I know, I know, that’s what session zero is for, but it still pays to touch base with them individually so these arcs can be a surprise for the other players. My Saturday table has a short attention span, so I typically run 20 sessions and level up each one but the last, which is the finale. I have five players, and I try to give them each at least one session of spotlight, but I prefer two, because then we have a session to build the tension and a session to release it.
Those are great for breaking up the tension of the main plot, and it’s easy enough to sprinkle those in throughout the game. If your players don’t give you some personal problem that needs fixing, ask them.
“What do you want? What is stopping you from getting it?”
Those two player sessions don’t have to be consecutive, either. You can do one to set it up, leave it be, then bring it back later if you want or if that works. And those relevant little detours can still be grounded in your world.
Refer to your main points regularly and work them into your descriptions
In the game where the undead figure largely, make sure to highlight it every time there’s a corpse. Describe the snow as being bone white and the hearth in the tavern as crackling and snapping like a funeral pyre.

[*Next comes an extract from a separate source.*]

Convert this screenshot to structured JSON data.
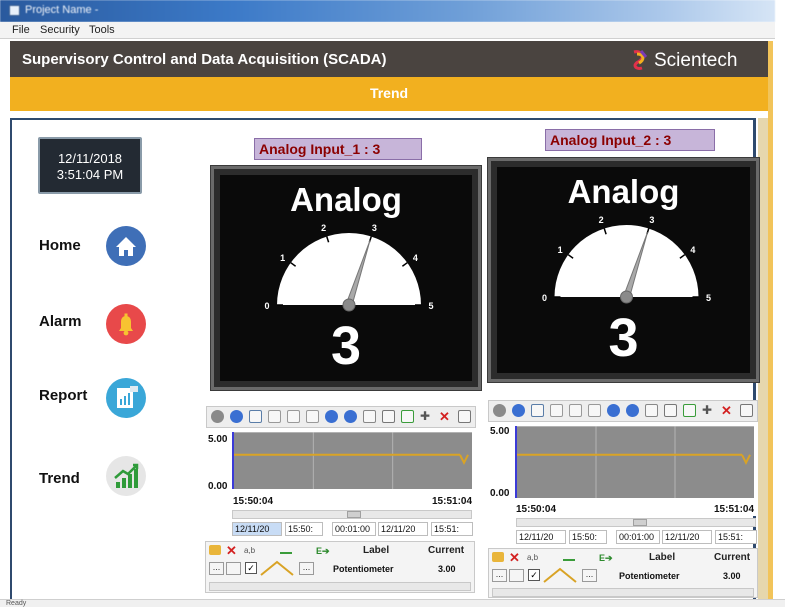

Even in moments where the campaign isn’t doing something that has to do with your main plot, use your small things to hearken back to it. A character might receive an instrument carved from bone, or a crystal skull for example. This is called tone, and it can be very useful for keeping things unified even when you’ve taken a detour.
Outline the whole campaign before you start
This is a bit drastic, but hear me out. You don’t have to have every single turn of plot hammered out before you begin, but at least have an idea of what every session is going to have in it. Right now, I’ve just started a game. We ran session one and session two will be next week. The first three sessions are very fleshed out already but my notes for anything past session five are one or two lines long.
That’s because your players are going to change things as they go, and that’s okay. But having an idea of what you’re going to do and leaving yourself wiggle room to make it happen is a good plan. Say you have an NPC your players are going to meet later who is meant to be some kind of lore figure. You can have them hear about the character three sessions in advance, and that will color their perception of this person when they finally do meet.
It’s up to you whether to subvert or play into this expectation, but create it. It’s worth it. Players like it when things come back. There’s something about our brains that’s wired to expect patterns in things, and for that matter…
Good things come in threes
Two instances of a thing establishes a pattern. Break it on the third. If your PCs have failed at something twice, the third time is where you can have them succeed. Or if they’ve succeeded at something twice, the third time is where you can have them fail.
The dice dictate a lot of this, but not always. No two NPCs are going to respond to the same things the exact same way, after all, and we’ve all been indoctrinated into this kind of pattern since we were kids reading The Three Little Pigs and Goldilocks and the Three Bears.
You see the smiling hat peddler once and it goes well. Maybe he’s a little strange but he’s a generally nice gent, even if his arms are a bit too long and knotty for your comfort. You see the smiling hat peddler a second time and perhaps he sells you a hat and it goes well. He even tips his hat to you before he goes on his way. People seem to give him a wide berth, but you know, he’s a strange man, that makes sense.
You see the smiling hat peddler a third time and he opens his entire head, tries to eat the party, and everybody has to roll initiative.
Too hot. Too cold. Just right.
There are a lot of ways to achieve foreshadowing, and a lot of ways to set your players up for what is to follow. The most important thing is that you know where you’re going and are flexible enough to use as many ways as you can to get the ball rolling with them.
Go forth and create tension. Oh yeah, and stay nerdy.